→ What to work on
Nothing should be left out: repeat all the data exactly.

== Segment start ==

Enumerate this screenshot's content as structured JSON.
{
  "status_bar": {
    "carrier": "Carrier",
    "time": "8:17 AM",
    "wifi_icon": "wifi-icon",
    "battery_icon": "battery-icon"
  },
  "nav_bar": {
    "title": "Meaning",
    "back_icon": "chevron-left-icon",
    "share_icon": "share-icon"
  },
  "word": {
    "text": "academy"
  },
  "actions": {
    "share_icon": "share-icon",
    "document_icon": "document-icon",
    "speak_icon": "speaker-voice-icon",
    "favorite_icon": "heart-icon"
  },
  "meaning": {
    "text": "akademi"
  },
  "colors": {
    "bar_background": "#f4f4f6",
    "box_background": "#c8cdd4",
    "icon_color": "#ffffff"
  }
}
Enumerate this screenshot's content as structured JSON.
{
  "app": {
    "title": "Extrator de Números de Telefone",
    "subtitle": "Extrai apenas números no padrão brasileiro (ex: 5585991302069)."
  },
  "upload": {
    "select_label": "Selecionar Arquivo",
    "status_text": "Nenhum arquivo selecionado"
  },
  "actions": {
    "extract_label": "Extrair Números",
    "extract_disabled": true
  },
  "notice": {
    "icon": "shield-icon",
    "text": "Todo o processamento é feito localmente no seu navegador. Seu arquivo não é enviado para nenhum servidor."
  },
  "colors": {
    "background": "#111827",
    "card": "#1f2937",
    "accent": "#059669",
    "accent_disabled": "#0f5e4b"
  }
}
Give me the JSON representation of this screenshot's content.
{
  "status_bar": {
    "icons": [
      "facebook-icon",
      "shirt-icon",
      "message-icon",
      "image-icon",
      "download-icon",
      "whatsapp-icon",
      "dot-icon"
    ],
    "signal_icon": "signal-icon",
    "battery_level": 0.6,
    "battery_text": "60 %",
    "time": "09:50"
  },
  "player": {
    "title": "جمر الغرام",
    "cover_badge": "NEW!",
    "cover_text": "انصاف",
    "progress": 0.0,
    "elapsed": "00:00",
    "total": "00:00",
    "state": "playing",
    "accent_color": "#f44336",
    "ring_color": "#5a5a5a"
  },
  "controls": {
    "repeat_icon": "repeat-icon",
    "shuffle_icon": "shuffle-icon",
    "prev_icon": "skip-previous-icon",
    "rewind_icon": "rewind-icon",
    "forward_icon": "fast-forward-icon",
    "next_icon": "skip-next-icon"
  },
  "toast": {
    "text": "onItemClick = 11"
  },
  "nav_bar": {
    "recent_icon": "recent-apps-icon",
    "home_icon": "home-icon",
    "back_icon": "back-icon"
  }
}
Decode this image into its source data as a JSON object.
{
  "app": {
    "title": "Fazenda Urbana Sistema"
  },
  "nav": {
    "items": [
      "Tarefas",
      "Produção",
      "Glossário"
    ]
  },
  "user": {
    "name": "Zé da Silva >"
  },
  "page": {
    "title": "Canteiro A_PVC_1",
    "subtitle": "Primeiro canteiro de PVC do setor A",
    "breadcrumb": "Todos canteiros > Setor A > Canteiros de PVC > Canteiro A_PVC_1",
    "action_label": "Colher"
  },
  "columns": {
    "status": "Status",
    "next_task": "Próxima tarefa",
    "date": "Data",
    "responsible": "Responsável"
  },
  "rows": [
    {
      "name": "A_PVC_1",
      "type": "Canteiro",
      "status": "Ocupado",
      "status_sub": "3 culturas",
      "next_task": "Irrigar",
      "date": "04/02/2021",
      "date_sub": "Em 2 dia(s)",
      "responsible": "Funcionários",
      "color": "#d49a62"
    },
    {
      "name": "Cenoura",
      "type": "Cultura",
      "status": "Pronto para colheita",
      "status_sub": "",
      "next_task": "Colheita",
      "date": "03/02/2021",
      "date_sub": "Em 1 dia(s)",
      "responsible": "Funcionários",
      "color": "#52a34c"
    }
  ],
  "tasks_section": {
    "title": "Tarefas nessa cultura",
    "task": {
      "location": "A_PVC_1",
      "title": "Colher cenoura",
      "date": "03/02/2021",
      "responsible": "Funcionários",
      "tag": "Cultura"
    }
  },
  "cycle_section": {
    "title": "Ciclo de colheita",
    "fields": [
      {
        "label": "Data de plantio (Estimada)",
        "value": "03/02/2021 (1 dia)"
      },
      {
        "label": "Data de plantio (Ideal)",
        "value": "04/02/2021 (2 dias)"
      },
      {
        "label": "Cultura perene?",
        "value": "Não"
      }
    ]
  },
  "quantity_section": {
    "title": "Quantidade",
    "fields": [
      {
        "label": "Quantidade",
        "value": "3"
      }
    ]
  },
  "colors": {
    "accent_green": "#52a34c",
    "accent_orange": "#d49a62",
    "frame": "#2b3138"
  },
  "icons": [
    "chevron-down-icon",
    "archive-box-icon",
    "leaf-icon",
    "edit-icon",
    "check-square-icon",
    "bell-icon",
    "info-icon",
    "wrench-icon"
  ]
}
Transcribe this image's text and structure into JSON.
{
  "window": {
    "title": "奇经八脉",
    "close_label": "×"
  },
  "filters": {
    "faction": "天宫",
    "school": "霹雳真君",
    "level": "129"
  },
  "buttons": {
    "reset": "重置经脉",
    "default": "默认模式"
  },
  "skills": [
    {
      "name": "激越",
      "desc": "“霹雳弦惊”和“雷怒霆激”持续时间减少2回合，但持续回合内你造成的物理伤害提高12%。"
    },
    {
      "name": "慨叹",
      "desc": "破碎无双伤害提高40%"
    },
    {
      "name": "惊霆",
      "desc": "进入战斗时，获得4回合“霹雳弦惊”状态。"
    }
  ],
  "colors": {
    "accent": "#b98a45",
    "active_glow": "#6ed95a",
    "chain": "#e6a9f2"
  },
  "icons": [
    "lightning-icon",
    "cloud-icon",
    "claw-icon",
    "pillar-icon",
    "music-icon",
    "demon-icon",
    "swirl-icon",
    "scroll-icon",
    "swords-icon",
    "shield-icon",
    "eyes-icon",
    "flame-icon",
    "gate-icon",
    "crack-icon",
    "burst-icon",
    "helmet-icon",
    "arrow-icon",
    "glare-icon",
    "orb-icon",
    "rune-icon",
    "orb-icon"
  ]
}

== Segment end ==

→ Exercise output
Enumerate this screenshot's content as structured JSON.
{
  "status_bar": {
    "carrier": "Carrier",
    "time": "8:17 AM",
    "wifi_icon": "wifi-icon",
    "battery_icon": "battery-icon"
  },
  "nav_bar": {
    "title": "Meaning",
    "back_icon": "chevron-left-icon",
    "share_icon": "share-icon"
  },
  "word": {
    "text": "academy"
  },
  "actions": {
    "share_icon": "share-icon",
    "document_icon": "document-icon",
    "speak_icon": "speaker-voice-icon",
    "favorite_icon": "heart-icon"
  },
  "meaning": {
    "text": "akademi"
  },
  "colors": {
    "bar_background": "#f4f4f6",
    "box_background": "#c8cdd4",
    "icon_color": "#ffffff"
  }
}
Enumerate this screenshot's content as structured JSON.
{
  "app": {
    "title": "Extrator de Números de Telefone",
    "subtitle": "Extrai apenas números no padrão brasileiro (ex: 5585991302069)."
  },
  "upload": {
    "select_label": "Selecionar Arquivo",
    "status_text": "Nenhum arquivo selecionado"
  },
  "actions": {
    "extract_label": "Extrair Números",
    "extract_disabled": true
  },
  "notice": {
    "icon": "shield-icon",
    "text": "Todo o processamento é feito localmente no seu navegador. Seu arquivo não é enviado para nenhum servidor."
  },
  "colors": {
    "background": "#111827",
    "card": "#1f2937",
    "accent": "#059669",
    "accent_disabled": "#0f5e4b"
  }
}
Give me the JSON representation of this screenshot's content.
{
  "status_bar": {
    "icons": [
      "facebook-icon",
      "shirt-icon",
      "message-icon",
      "image-icon",
      "download-icon",
      "whatsapp-icon",
      "dot-icon"
    ],
    "signal_icon": "signal-icon",
    "battery_level": 0.6,
    "battery_text": "60 %",
    "time": "09:50"
  },
  "player": {
    "title": "جمر الغرام",
    "cover_badge": "NEW!",
    "cover_text": "انصاف",
    "progress": 0.0,
    "elapsed": "00:00",
    "total": "00:00",
    "state": "playing",
    "accent_color": "#f44336",
    "ring_color": "#5a5a5a"
  },
  "controls": {
    "repeat_icon": "repeat-icon",
    "shuffle_icon": "shuffle-icon",
    "prev_icon": "skip-previous-icon",
    "rewind_icon": "rewind-icon",
    "forward_icon": "fast-forward-icon",
    "next_icon": "skip-next-icon"
  },
  "toast": {
    "text": "onItemClick = 11"
  },
  "nav_bar": {
    "recent_icon": "recent-apps-icon",
    "home_icon": "home-icon",
    "back_icon": "back-icon"
  }
}
Decode this image into its source data as a JSON object.
{
  "app": {
    "title": "Fazenda Urbana Sistema"
  },
  "nav": {
    "items": [
      "Tarefas",
      "Produção",
      "Glossário"
    ]
  },
  "user": {
    "name": "Zé da Silva >"
  },
  "page": {
    "title": "Canteiro A_PVC_1",
    "subtitle": "Primeiro canteiro de PVC do setor A",
    "breadcrumb": "Todos canteiros > Setor A > Canteiros de PVC > Canteiro A_PVC_1",
    "action_label": "Colher"
  },
  "columns": {
    "status": "Status",
    "next_task": "Próxima tarefa",
    "date": "Data",
    "responsible": "Responsável"
  },
  "rows": [
    {
      "name": "A_PVC_1",
      "type": "Canteiro",
      "status": "Ocupado",
      "status_sub": "3 culturas",
      "next_task": "Irrigar",
      "date": "04/02/2021",
      "date_sub": "Em 2 dia(s)",
      "responsible": "Funcionários",
      "color": "#d49a62"
    },
    {
      "name": "Cenoura",
      "type": "Cultura",
      "status": "Pronto para colheita",
      "status_sub": "",
      "next_task": "Colheita",
      "date": "03/02/2021",
      "date_sub": "Em 1 dia(s)",
      "responsible": "Funcionários",
      "color": "#52a34c"
    }
  ],
  "tasks_section": {
    "title": "Tarefas nessa cultura",
    "task": {
      "location": "A_PVC_1",
      "title": "Colher cenoura",
      "date": "03/02/2021",
      "responsible": "Funcionários",
      "tag": "Cultura"
    }
  },
  "cycle_section": {
    "title": "Ciclo de colheita",
    "fields": [
      {
        "label": "Data de plantio (Estimada)",
        "value": "03/02/2021 (1 dia)"
      },
      {
        "label": "Data de plantio (Ideal)",
        "value": "04/02/2021 (2 dias)"
      },
      {
        "label": "Cultura perene?",
        "value": "Não"
      }
    ]
  },
  "quantity_section": {
    "title": "Quantidade",
    "fields": [
      {
        "label": "Quantidade",
        "value": "3"
      }
    ]
  },
  "colors": {
    "accent_green": "#52a34c",
    "accent_orange": "#d49a62",
    "frame": "#2b3138"
  },
  "icons": [
    "chevron-down-icon",
    "archive-box-icon",
    "leaf-icon",
    "edit-icon",
    "check-square-icon",
    "bell-icon",
    "info-icon",
    "wrench-icon"
  ]
}
Transcribe this image's text and structure into JSON.
{
  "window": {
    "title": "奇经八脉",
    "close_label": "×"
  },
  "filters": {
    "faction": "天宫",
    "school": "霹雳真君",
    "level": "129"
  },
  "buttons": {
    "reset": "重置经脉",
    "default": "默认模式"
  },
  "skills": [
    {
      "name": "激越",
      "desc": "“霹雳弦惊”和“雷怒霆激”持续时间减少2回合，但持续回合内你造成的物理伤害提高12%。"
    },
    {
      "name": "慨叹",
      "desc": "破碎无双伤害提高40%"
    },
    {
      "name": "惊霆",
      "desc": "进入战斗时，获得4回合“霹雳弦惊”状态。"
    }
  ],
  "colors": {
    "accent": "#b98a45",
    "active_glow": "#6ed95a",
    "chain": "#e6a9f2"
  },
  "icons": [
    "lightning-icon",
    "cloud-icon",
    "claw-icon",
    "pillar-icon",
    "music-icon",
    "demon-icon",
    "swirl-icon",
    "scroll-icon",
    "swords-icon",
    "shield-icon",
    "eyes-icon",
    "flame-icon",
    "gate-icon",
    "crack-icon",
    "burst-icon",
    "helmet-icon",
    "arrow-icon",
    "glare-icon",
    "orb-icon",
    "rune-icon",
    "orb-icon"
  ]
}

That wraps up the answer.